Preventing Abductions (for Parents) – Nemours Kidshealth — This website focuses on the reality of child abductions by reminding us that most kids who are reported missing have run away or there has been a misunderstanding with their parents about where they were supposed to be; of the kids and teens who are truly abducted, most are taken by a family member or an acquaintance; 25% of kids are taken by strangers; almost all kids kidnapped by strangers are taken by men, and about two-thirds of stranger abductions involve female children; most abducted kids are in their teens, and kids are rarely abducted from school grounds.
When it comes to preventing abductions, the website recommends it is wise to make sure custody documents are in order; have ID-like photos taken of your kids every 6 months, and have them fingerprinted. Many local police departments sponsor fingerprinting programs; keep your kids’ medical and dental records up to date; make online safety a priority. The Internet is a great tool, but it’s also a place for predators to stalk kids. Be aware of your kids’ Internet activities and chat room “friends,” and remind them never to give out personal information.
Avoid posting identifying information or photos of your kids online; set boundaries about the places your kids go. Supervise them in places like malls, movie theaters, parks, public bathrooms, or while fundraising door to door; never leave kids alone in a car or stroller, even for a minute; choose caregivers — babysitters, childcare providers, and nannies — carefully and check their references. If you’ve arranged for someone to pick up your kids from school or daycare, discuss the arrangements beforehand with your kids and with the school or childcare center; and avoid dressing your kids in clothing with their names on it — children tend to trust adults who know their names.

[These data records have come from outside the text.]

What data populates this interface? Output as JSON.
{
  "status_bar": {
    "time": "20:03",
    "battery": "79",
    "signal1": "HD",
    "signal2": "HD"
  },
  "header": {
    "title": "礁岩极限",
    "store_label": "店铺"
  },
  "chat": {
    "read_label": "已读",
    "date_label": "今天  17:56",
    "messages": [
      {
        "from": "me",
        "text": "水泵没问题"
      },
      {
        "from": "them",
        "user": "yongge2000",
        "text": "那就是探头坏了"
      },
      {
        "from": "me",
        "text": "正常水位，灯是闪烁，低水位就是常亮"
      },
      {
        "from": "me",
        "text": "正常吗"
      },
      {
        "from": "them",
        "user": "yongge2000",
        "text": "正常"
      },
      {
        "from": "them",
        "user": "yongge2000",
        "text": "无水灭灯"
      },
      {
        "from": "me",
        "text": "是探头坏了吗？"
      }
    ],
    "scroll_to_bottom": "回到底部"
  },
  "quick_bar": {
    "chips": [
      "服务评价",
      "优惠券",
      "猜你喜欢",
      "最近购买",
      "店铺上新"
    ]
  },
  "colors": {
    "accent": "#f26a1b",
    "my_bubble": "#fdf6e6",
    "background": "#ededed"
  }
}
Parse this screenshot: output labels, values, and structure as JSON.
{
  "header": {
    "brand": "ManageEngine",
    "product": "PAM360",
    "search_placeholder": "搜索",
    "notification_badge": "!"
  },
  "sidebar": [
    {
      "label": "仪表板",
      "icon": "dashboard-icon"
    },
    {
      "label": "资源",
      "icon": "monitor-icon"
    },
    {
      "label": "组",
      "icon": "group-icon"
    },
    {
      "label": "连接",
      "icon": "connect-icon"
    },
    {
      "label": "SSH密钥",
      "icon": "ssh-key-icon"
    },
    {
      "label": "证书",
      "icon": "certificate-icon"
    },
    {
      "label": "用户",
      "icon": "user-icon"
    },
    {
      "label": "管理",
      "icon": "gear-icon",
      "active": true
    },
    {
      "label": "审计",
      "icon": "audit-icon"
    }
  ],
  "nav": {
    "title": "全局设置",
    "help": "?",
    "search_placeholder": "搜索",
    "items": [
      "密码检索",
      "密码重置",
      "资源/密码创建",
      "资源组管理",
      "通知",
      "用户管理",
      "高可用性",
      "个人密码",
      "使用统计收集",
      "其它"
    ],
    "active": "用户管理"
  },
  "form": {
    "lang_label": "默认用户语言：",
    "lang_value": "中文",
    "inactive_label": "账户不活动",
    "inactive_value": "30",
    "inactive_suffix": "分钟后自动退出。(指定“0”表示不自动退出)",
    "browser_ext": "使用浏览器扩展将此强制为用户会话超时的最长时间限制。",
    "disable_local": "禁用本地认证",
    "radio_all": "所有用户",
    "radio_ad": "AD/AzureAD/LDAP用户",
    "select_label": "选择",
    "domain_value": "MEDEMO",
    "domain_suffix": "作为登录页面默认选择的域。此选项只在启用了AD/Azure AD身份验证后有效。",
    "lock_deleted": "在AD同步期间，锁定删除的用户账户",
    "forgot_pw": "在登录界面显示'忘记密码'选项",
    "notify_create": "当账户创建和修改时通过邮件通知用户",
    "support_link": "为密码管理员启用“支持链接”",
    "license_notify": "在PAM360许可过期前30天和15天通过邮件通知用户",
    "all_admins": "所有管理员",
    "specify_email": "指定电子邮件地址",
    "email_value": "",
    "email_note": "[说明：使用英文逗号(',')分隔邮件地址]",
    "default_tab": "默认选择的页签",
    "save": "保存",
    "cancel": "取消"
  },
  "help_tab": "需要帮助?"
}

Steps to Stopping an Abduction in Progress — Visit this State Department website to learn more about steps to take to stop an abduction in progress. Tips to Prevent an Abduction from Occurring include taking action if you think the other parent has taken your child; get a court order or custody decree:
- A clear court order may be the most important preventative measure. For example, court orders may include provisions addressing passports, travel restrictions, or custody; consult an attorney:
- We strongly encourage parents to consult with an attorney regarding their particular circumstances, including the possibility of obtaining an order that prohibits the child from traveling outside of the United States; be aware of warning signs:
- Be on the alert for sudden changes in the other parent’s life, such as quitting a job or selling a home, that may be made in preparation to relocate.
For more information, click on our Resources for Parents page; notify local law enforcement and give them copies of any court orders, including custody, protection, and restraining orders; consider contacting a country’s foreign embassy or consulate if your child is or maybe a dual national of that country. If one parent is a citizen of another country, for example, your child may have claims to a foreign nationality and therefore be able to obtain a passport from that country. See our FAQs for more information on dual nationality, and be aware the United States does not have exit controls or requires two-parent consent for a minor to travel across international borders. Law enforcement may be unable to prevent an abduction without a valid court order clearly prohibiting the child’s travel outside of the United States.
Find A Collin County Defense Attorney for Kidnapping Charges | Law Offices of Richard C. McConathy
Kidnapping is a severe, emotionally-charged offense the state of Texas takes very seriously. If you have been charged with a kidnapping-related offense in the counties of Dallas, Collin, Tarrant, Plano, or the surrounding areas, protect your rights by calling the experienced DFW criminal defense attorneys at the Law Offices of Richard C. McConathy today.
The first consultation is free—so what do you have to lose? Call (469) 304-3422 or submit our online contact form as soon as possible.